To investigate whether fish have similar spatial navigation systems to terrestrial species, researchers from the University of Oxford tested whether goldfish (Carassius auratus) could perform a task central to spatial mapping–distance estimation.
The study, led by Dr Adelaide Sibeaux, trained nine goldfish to travel a distance of 70 cm within a narrow tank covered with a repeating pattern of vertical stripes every 2 cm. On reaching the set distance, the fish were prompted by an external cue to turn around and swim back to the start position.
The researchers then tested whether the fish would swim the same distance if the external cue was removed, and the starting position was shifted. They also tested if goldfish would swim the same distance when the background pattern was manipulated.

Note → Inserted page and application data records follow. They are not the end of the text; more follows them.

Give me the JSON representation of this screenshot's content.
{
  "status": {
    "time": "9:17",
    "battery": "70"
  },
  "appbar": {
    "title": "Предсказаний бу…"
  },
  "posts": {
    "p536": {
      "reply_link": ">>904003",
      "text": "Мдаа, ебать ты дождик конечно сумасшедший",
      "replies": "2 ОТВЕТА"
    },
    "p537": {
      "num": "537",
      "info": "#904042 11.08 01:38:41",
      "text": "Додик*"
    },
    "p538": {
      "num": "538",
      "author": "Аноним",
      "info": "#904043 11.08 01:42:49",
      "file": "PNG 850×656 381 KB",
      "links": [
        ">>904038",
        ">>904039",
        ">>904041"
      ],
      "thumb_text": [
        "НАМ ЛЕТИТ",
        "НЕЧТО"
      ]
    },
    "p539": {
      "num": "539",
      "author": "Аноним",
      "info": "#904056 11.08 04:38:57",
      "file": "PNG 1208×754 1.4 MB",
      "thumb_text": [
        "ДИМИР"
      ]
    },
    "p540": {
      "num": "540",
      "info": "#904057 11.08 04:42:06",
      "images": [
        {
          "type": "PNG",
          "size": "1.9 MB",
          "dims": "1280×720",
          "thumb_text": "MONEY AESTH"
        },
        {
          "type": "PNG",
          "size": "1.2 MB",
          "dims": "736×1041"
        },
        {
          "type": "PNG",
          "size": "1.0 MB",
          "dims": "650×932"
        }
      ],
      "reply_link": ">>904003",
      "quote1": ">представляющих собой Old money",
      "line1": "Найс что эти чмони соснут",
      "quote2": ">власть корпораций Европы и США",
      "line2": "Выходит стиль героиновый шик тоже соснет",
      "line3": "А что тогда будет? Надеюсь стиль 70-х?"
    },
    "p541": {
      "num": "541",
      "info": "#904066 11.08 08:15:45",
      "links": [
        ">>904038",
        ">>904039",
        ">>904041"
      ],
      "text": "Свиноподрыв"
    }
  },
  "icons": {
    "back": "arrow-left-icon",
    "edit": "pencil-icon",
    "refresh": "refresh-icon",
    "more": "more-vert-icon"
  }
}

Most goldfish accurately estimated the set distance when the external cue to turn around was removed. When the background was altered to a pattern of vertical stripes every 1 cm (doubling the frequency of spatial information), goldfish overestimated the distance they travelled by 36%. This meant they turned before reaching the target distance.
When the background pattern was changed to horizontal lines, the fish swam a slightly shorter distance. Furthermore, the fish became more inconsistent in their estimation of distance, showing twice as much variation compared with when the background had a pattern of vertical stripes.

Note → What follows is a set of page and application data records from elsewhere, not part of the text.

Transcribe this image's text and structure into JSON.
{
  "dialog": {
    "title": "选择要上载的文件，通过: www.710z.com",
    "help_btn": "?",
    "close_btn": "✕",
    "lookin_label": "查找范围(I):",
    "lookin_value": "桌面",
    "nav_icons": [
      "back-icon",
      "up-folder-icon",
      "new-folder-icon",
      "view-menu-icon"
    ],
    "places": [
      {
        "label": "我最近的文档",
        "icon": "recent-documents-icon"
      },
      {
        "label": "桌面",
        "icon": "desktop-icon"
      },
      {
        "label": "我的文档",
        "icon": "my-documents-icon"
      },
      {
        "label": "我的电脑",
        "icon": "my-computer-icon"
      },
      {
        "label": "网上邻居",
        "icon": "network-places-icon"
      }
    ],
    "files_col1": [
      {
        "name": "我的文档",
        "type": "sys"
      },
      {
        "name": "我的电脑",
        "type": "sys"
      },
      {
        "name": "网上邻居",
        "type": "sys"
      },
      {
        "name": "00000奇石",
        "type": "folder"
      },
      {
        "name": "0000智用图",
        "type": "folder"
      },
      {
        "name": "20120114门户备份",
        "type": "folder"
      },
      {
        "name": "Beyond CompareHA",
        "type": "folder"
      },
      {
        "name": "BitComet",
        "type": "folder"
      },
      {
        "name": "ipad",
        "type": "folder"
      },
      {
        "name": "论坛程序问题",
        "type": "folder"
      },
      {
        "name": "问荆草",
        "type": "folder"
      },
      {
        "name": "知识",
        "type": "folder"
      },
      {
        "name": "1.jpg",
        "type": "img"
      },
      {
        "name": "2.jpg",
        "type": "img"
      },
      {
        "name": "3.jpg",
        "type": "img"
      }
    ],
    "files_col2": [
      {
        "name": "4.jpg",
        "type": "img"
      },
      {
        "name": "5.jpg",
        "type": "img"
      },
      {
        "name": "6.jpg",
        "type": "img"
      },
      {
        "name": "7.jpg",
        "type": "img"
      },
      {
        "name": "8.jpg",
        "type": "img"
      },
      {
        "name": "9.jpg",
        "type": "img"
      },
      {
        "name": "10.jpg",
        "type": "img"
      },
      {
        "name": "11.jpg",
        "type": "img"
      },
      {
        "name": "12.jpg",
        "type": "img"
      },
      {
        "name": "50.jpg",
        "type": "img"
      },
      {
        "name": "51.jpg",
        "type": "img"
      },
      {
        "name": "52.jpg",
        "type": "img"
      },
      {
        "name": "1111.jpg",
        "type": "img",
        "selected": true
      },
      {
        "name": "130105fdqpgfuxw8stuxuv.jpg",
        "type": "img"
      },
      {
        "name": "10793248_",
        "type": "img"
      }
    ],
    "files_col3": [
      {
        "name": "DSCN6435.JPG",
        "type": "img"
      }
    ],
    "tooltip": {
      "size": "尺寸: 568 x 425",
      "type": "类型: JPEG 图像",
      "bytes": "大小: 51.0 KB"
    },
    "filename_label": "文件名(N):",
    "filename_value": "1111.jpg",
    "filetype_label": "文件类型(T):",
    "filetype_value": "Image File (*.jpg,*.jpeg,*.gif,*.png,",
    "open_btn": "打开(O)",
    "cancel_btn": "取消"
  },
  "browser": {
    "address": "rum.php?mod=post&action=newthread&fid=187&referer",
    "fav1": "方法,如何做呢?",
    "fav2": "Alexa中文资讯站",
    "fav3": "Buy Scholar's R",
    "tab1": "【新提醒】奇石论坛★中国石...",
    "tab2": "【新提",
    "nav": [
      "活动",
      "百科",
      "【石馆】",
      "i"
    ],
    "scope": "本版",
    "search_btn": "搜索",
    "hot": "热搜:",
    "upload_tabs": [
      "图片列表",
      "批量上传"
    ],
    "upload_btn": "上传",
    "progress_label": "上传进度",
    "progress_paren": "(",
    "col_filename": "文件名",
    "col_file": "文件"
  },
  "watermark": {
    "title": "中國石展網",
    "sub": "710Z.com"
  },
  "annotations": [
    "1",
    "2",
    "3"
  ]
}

There was no difference in the distance swam when the pattern was changed to a 2 cm checked pattern, compared with the 2 cm vertical stripes pattern. These two patterns had the same frequency of special information. Consequently, this result indicates that it was the change in the frequency of the spatial information that affected the fishes’ distance estimation, and not just a change of pattern.
According to the researchers, the results indicate that goldfish estimate distances by visually streaming the apparent motion patterns of objects in the environment (called ‘optic flow’). Many terrestrial species are known to use optic flow to estimate distance, but goldfish appear to process the information differently.
Terrestrial animals, including humans, ants, wolf-spiders, and honey bees, estimate distances by measuring how the angle between their eye and surrounding objects changes as they travel. Goldfish, on the other hand, appear to use the number of contrast changes experienced en-route.
"We present robust evidence that goldfish can accurately estimate distance and show that they use optic flow to do so. These results provide a compelling basis to use goldfish as a model system to investigate the evolution of the mechanisms that underpin spatial cognition in vertebrates."
Read more about this research in Proceedings of the Royal Society B: Biological Sciences